That being said it led me to Joe Romm’s Climate Progress, which appears to have just discovered Peak Oil.. His post is mainly a diatribe against the auto makers of Detroit. But he begins thus:
Readers of Climate Progress understand two inescapable realities that the overwhelming majority of policymakers, the status quo media, and the car companies (with one exception) do not:
Peak oil is inevitably going to drive up gasoline prices to record levels within a few years, driving an inevitable switch to much more fuel-efficient vehicles and non-oil-based alternative fuels, of which by far the cheapest per mile is electricity.
Avoiding catastrophic global warming requires sharp increases in fuel economy and a switch to low carbon fuels — of which there is only one available in quantity: electricity (as explained here).
Deeper within the story he comments on the changes that global warming will impose on auto makers, as follows:
And by the 2020s, every major country will be engaged in a dire effort to avert catastrophic global warming, which by then will be painfully obvious to even the most blinkered conservative. And that in turn will drive enormous but difficult-to-forecast levels of behavior change in the purchase and use of major energy-consuming products — cars being perhaps the most obvious.Now since this is a Saturday I am going to challenge that latter remark. We have seen, over the past 150 years, roughly consecutive cycles of warming and then cooling for about 30-years each, which I have written about before and which can be seen on the Hadley Temperature plot. Basically it warmed from 1850 to 1880, cooled from 1880 to 1910, warmed from 1910 to 1940, cooled from 1940 to 1970, warmed from 1970 to 2000, and has been cooling since 2000. So if this cycle persists - with cooling to 2030, then by 2020 the world will not be engaged in a “dire effort to avert climate warming”, but will have moved on to more productive ways of spending its time, since by then the demand of folk like Joe to consider the data only over 30-year increments and thus neglect the short-term cooling, will have worn too thin.
But I am also not sure whether I agree with the other half of his argument relative to the future of automobiles. He concludes that the cost of liquid fuels is going to be such that

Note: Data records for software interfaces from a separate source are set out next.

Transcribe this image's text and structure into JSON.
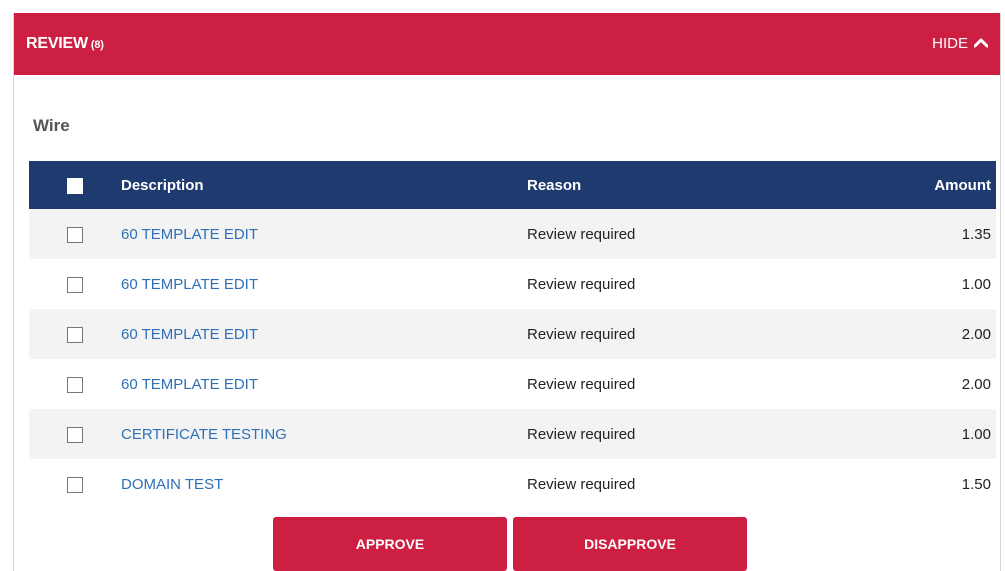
{
  "header": {
    "title": "REVIEW",
    "count": "(8)",
    "hide_label": "HIDE"
  },
  "section": {
    "title": "Wire"
  },
  "table": {
    "columns": {
      "description": "Description",
      "reason": "Reason",
      "amount": "Amount"
    },
    "rows": [
      {
        "description": "60 TEMPLATE EDIT",
        "reason": "Review required",
        "amount": "1.35"
      },
      {
        "description": "60 TEMPLATE EDIT",
        "reason": "Review required",
        "amount": "1.00"
      },
      {
        "description": "60 TEMPLATE EDIT",
        "reason": "Review required",
        "amount": "2.00"
      },
      {
        "description": "60 TEMPLATE EDIT",
        "reason": "Review required",
        "amount": "2.00"
      },
      {
        "description": "CERTIFICATE TESTING",
        "reason": "Review required",
        "amount": "1.00"
      },
      {
        "description": "DOMAIN TEST",
        "reason": "Review required",
        "amount": "1.50"
      }
    ]
  },
  "actions": {
    "approve_label": "APPROVE",
    "disapprove_label": "DISAPPROVE"
  },
  "colors": {
    "accent": "#cc1f42",
    "table_header": "#1f3a6e",
    "link": "#2e6fb7"
  }
}
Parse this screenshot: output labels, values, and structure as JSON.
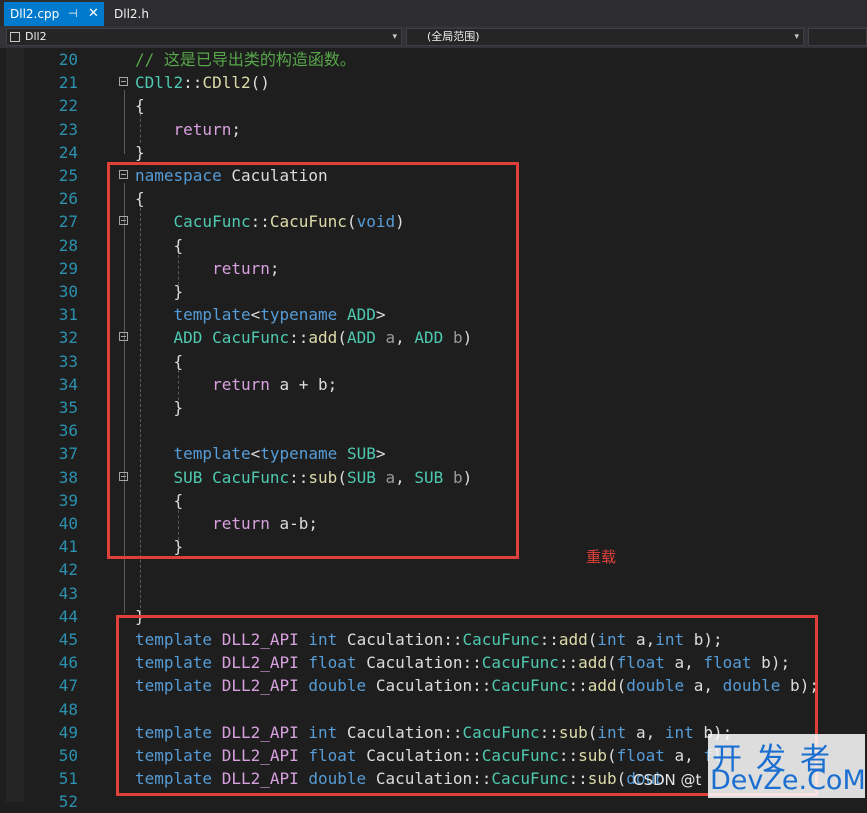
{
  "tabs": [
    {
      "label": "Dll2.cpp",
      "pin_glyph": "⊣",
      "close_glyph": "✕"
    },
    {
      "label": "Dll2.h"
    }
  ],
  "nav": {
    "project": "Dll2",
    "scope": "(全局范围)"
  },
  "colors": {
    "keyword": "#569cd6",
    "type": "#4ec9b0",
    "function": "#dcdcaa",
    "comment": "#57a64a",
    "control": "#d8a0df",
    "text": "#dcdcdc",
    "param": "#9a9a9a",
    "line_number": "#2b91af",
    "annotation_red": "#e0403a"
  },
  "lines": [
    {
      "n": "20",
      "tokens": [
        {
          "t": "// 这是已导出类的构造函数。",
          "c": "comment"
        }
      ]
    },
    {
      "n": "21",
      "tokens": [
        {
          "t": "CDll2",
          "c": "type"
        },
        {
          "t": "::",
          "c": "text"
        },
        {
          "t": "CDll2",
          "c": "function"
        },
        {
          "t": "()",
          "c": "text"
        }
      ]
    },
    {
      "n": "22",
      "tokens": [
        {
          "t": "{",
          "c": "text"
        }
      ]
    },
    {
      "n": "23",
      "tokens": [
        {
          "t": "    ",
          "c": "text"
        },
        {
          "t": "return",
          "c": "control"
        },
        {
          "t": ";",
          "c": "text"
        }
      ]
    },
    {
      "n": "24",
      "tokens": [
        {
          "t": "}",
          "c": "text"
        }
      ]
    },
    {
      "n": "25",
      "tokens": [
        {
          "t": "namespace",
          "c": "keyword"
        },
        {
          "t": " Caculation",
          "c": "text"
        }
      ]
    },
    {
      "n": "26",
      "tokens": [
        {
          "t": "{",
          "c": "text"
        }
      ]
    },
    {
      "n": "27",
      "tokens": [
        {
          "t": "    ",
          "c": "text"
        },
        {
          "t": "CacuFunc",
          "c": "type"
        },
        {
          "t": "::",
          "c": "text"
        },
        {
          "t": "CacuFunc",
          "c": "function"
        },
        {
          "t": "(",
          "c": "text"
        },
        {
          "t": "void",
          "c": "keyword"
        },
        {
          "t": ")",
          "c": "text"
        }
      ]
    },
    {
      "n": "28",
      "tokens": [
        {
          "t": "    {",
          "c": "text"
        }
      ]
    },
    {
      "n": "29",
      "tokens": [
        {
          "t": "        ",
          "c": "text"
        },
        {
          "t": "return",
          "c": "control"
        },
        {
          "t": ";",
          "c": "text"
        }
      ]
    },
    {
      "n": "30",
      "tokens": [
        {
          "t": "    }",
          "c": "text"
        }
      ]
    },
    {
      "n": "31",
      "tokens": [
        {
          "t": "    ",
          "c": "text"
        },
        {
          "t": "template",
          "c": "keyword"
        },
        {
          "t": "<",
          "c": "text"
        },
        {
          "t": "typename",
          "c": "keyword"
        },
        {
          "t": " ",
          "c": "text"
        },
        {
          "t": "ADD",
          "c": "type"
        },
        {
          "t": ">",
          "c": "text"
        }
      ]
    },
    {
      "n": "32",
      "tokens": [
        {
          "t": "    ",
          "c": "text"
        },
        {
          "t": "ADD",
          "c": "type"
        },
        {
          "t": " ",
          "c": "text"
        },
        {
          "t": "CacuFunc",
          "c": "type"
        },
        {
          "t": "::",
          "c": "text"
        },
        {
          "t": "add",
          "c": "function"
        },
        {
          "t": "(",
          "c": "text"
        },
        {
          "t": "ADD",
          "c": "type"
        },
        {
          "t": " ",
          "c": "text"
        },
        {
          "t": "a",
          "c": "param"
        },
        {
          "t": ", ",
          "c": "text"
        },
        {
          "t": "ADD",
          "c": "type"
        },
        {
          "t": " ",
          "c": "text"
        },
        {
          "t": "b",
          "c": "param"
        },
        {
          "t": ")",
          "c": "text"
        }
      ]
    },
    {
      "n": "33",
      "tokens": [
        {
          "t": "    {",
          "c": "text"
        }
      ]
    },
    {
      "n": "34",
      "tokens": [
        {
          "t": "        ",
          "c": "text"
        },
        {
          "t": "return",
          "c": "control"
        },
        {
          "t": " a + b;",
          "c": "text"
        }
      ]
    },
    {
      "n": "35",
      "tokens": [
        {
          "t": "    }",
          "c": "text"
        }
      ]
    },
    {
      "n": "36",
      "tokens": []
    },
    {
      "n": "37",
      "tokens": [
        {
          "t": "    ",
          "c": "text"
        },
        {
          "t": "template",
          "c": "keyword"
        },
        {
          "t": "<",
          "c": "text"
        },
        {
          "t": "typename",
          "c": "keyword"
        },
        {
          "t": " ",
          "c": "text"
        },
        {
          "t": "SUB",
          "c": "type"
        },
        {
          "t": ">",
          "c": "text"
        }
      ]
    },
    {
      "n": "38",
      "tokens": [
        {
          "t": "    ",
          "c": "text"
        },
        {
          "t": "SUB",
          "c": "type"
        },
        {
          "t": " ",
          "c": "text"
        },
        {
          "t": "CacuFunc",
          "c": "type"
        },
        {
          "t": "::",
          "c": "text"
        },
        {
          "t": "sub",
          "c": "function"
        },
        {
          "t": "(",
          "c": "text"
        },
        {
          "t": "SUB",
          "c": "type"
        },
        {
          "t": " ",
          "c": "text"
        },
        {
          "t": "a",
          "c": "param"
        },
        {
          "t": ", ",
          "c": "text"
        },
        {
          "t": "SUB",
          "c": "type"
        },
        {
          "t": " ",
          "c": "text"
        },
        {
          "t": "b",
          "c": "param"
        },
        {
          "t": ")",
          "c": "text"
        }
      ]
    },
    {
      "n": "39",
      "tokens": [
        {
          "t": "    {",
          "c": "text"
        }
      ]
    },
    {
      "n": "40",
      "tokens": [
        {
          "t": "        ",
          "c": "text"
        },
        {
          "t": "return",
          "c": "control"
        },
        {
          "t": " a-b;",
          "c": "text"
        }
      ]
    },
    {
      "n": "41",
      "tokens": [
        {
          "t": "    }",
          "c": "text"
        }
      ]
    },
    {
      "n": "42",
      "tokens": []
    },
    {
      "n": "43",
      "tokens": []
    },
    {
      "n": "44",
      "tokens": [
        {
          "t": "}",
          "c": "text"
        }
      ]
    },
    {
      "n": "45",
      "tokens": [
        {
          "t": "template",
          "c": "keyword"
        },
        {
          "t": " DLL2_API ",
          "c": "control"
        },
        {
          "t": "int",
          "c": "keyword"
        },
        {
          "t": " Caculation::",
          "c": "text"
        },
        {
          "t": "CacuFunc",
          "c": "type"
        },
        {
          "t": "::",
          "c": "text"
        },
        {
          "t": "add",
          "c": "function"
        },
        {
          "t": "(",
          "c": "text"
        },
        {
          "t": "int",
          "c": "keyword"
        },
        {
          "t": " a,",
          "c": "text"
        },
        {
          "t": "int",
          "c": "keyword"
        },
        {
          "t": " b);",
          "c": "text"
        }
      ]
    },
    {
      "n": "46",
      "tokens": [
        {
          "t": "template",
          "c": "keyword"
        },
        {
          "t": " DLL2_API ",
          "c": "control"
        },
        {
          "t": "float",
          "c": "keyword"
        },
        {
          "t": " Caculation::",
          "c": "text"
        },
        {
          "t": "CacuFunc",
          "c": "type"
        },
        {
          "t": "::",
          "c": "text"
        },
        {
          "t": "add",
          "c": "function"
        },
        {
          "t": "(",
          "c": "text"
        },
        {
          "t": "float",
          "c": "keyword"
        },
        {
          "t": " a, ",
          "c": "text"
        },
        {
          "t": "float",
          "c": "keyword"
        },
        {
          "t": " b);",
          "c": "text"
        }
      ]
    },
    {
      "n": "47",
      "tokens": [
        {
          "t": "template",
          "c": "keyword"
        },
        {
          "t": " DLL2_API ",
          "c": "control"
        },
        {
          "t": "double",
          "c": "keyword"
        },
        {
          "t": " Caculation::",
          "c": "text"
        },
        {
          "t": "CacuFunc",
          "c": "type"
        },
        {
          "t": "::",
          "c": "text"
        },
        {
          "t": "add",
          "c": "function"
        },
        {
          "t": "(",
          "c": "text"
        },
        {
          "t": "double",
          "c": "keyword"
        },
        {
          "t": " a, ",
          "c": "text"
        },
        {
          "t": "double",
          "c": "keyword"
        },
        {
          "t": " b);",
          "c": "text"
        }
      ]
    },
    {
      "n": "48",
      "tokens": []
    },
    {
      "n": "49",
      "tokens": [
        {
          "t": "template",
          "c": "keyword"
        },
        {
          "t": " DLL2_API ",
          "c": "control"
        },
        {
          "t": "int",
          "c": "keyword"
        },
        {
          "t": " Caculation::",
          "c": "text"
        },
        {
          "t": "CacuFunc",
          "c": "type"
        },
        {
          "t": "::",
          "c": "text"
        },
        {
          "t": "sub",
          "c": "function"
        },
        {
          "t": "(",
          "c": "text"
        },
        {
          "t": "int",
          "c": "keyword"
        },
        {
          "t": " a, ",
          "c": "text"
        },
        {
          "t": "int",
          "c": "keyword"
        },
        {
          "t": " b);",
          "c": "text"
        }
      ]
    },
    {
      "n": "50",
      "tokens": [
        {
          "t": "template",
          "c": "keyword"
        },
        {
          "t": " DLL2_API ",
          "c": "control"
        },
        {
          "t": "float",
          "c": "keyword"
        },
        {
          "t": " Caculation::",
          "c": "text"
        },
        {
          "t": "CacuFunc",
          "c": "type"
        },
        {
          "t": "::",
          "c": "text"
        },
        {
          "t": "sub",
          "c": "function"
        },
        {
          "t": "(",
          "c": "text"
        },
        {
          "t": "float",
          "c": "keyword"
        },
        {
          "t": " a, ",
          "c": "text"
        },
        {
          "t": "fl",
          "c": "keyword"
        }
      ]
    },
    {
      "n": "51",
      "tokens": [
        {
          "t": "template",
          "c": "keyword"
        },
        {
          "t": " DLL2_API ",
          "c": "control"
        },
        {
          "t": "double",
          "c": "keyword"
        },
        {
          "t": " Caculation::",
          "c": "text"
        },
        {
          "t": "CacuFunc",
          "c": "type"
        },
        {
          "t": "::",
          "c": "text"
        },
        {
          "t": "sub",
          "c": "function"
        },
        {
          "t": "(",
          "c": "text"
        },
        {
          "t": "doub",
          "c": "keyword"
        }
      ]
    },
    {
      "n": "52",
      "tokens": []
    }
  ],
  "annotation": "重载",
  "watermark": {
    "csdn": "CSDN @t",
    "cn": "开发者",
    "en": "DevZe.CoM"
  }
}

Within a decade, the only growth segments in car business will be highly fuel-efficient cars, PHEVs, and EVs. Indeed, that isn’t true just of the United States, but also of the biggest new car market — China.I am cautious about that prediction for a couple of reasons. The first is that I am waiting to see what the real impact of cars such as the Tata Nano is going to be, particularly in the poorer parts of the world. If the market is as large as I suspect, the volumes of cars that are sold will tend to swamp the switch to electrics for at least another decade. We just don’t have the product in place at a viable price for the electric car to make the sorts of levels of change that he is anticipating.
But there is another point that he, one of the stronger advocates against the coal industry, is unwilling to face in this vision of the future. Where is the electricity to come from to fuel not only the increase in industrial demand, but also this supply of energy for the automotive industry? For if he and those of similar disposition reduce the number of coal-fired power stations, and we don’t have time (the 2020’s being merely a decade away) to install a large number of nuclear power plants, what will be the power source for the electricity?
While I expect wind to provide significantly more power than it now does, and solar will continue to be “almost there”” in terms of costs, these renewable sources are not going to be able to meet the burgeoning demand that can be anticipated. The general opinion that seems to prevail is that natural gas is going to come to the rescue. It is assumed capable and ready to replace coal and oil in the generation of power, can provide fuel for vehicles (along the lines of Pickens Plan) and will be the savior of the decade. The only problem would be if that industry were unable to meet the prodigious production demands that are being put upon it. And sadly, that is at least at present a suspicion that is beginning to harden among a number of us who look at the gas numbers. But then that is the subject of other posts, and will remain a matter for discussion on these pages in the months ahead.
(Nate: this was for you!)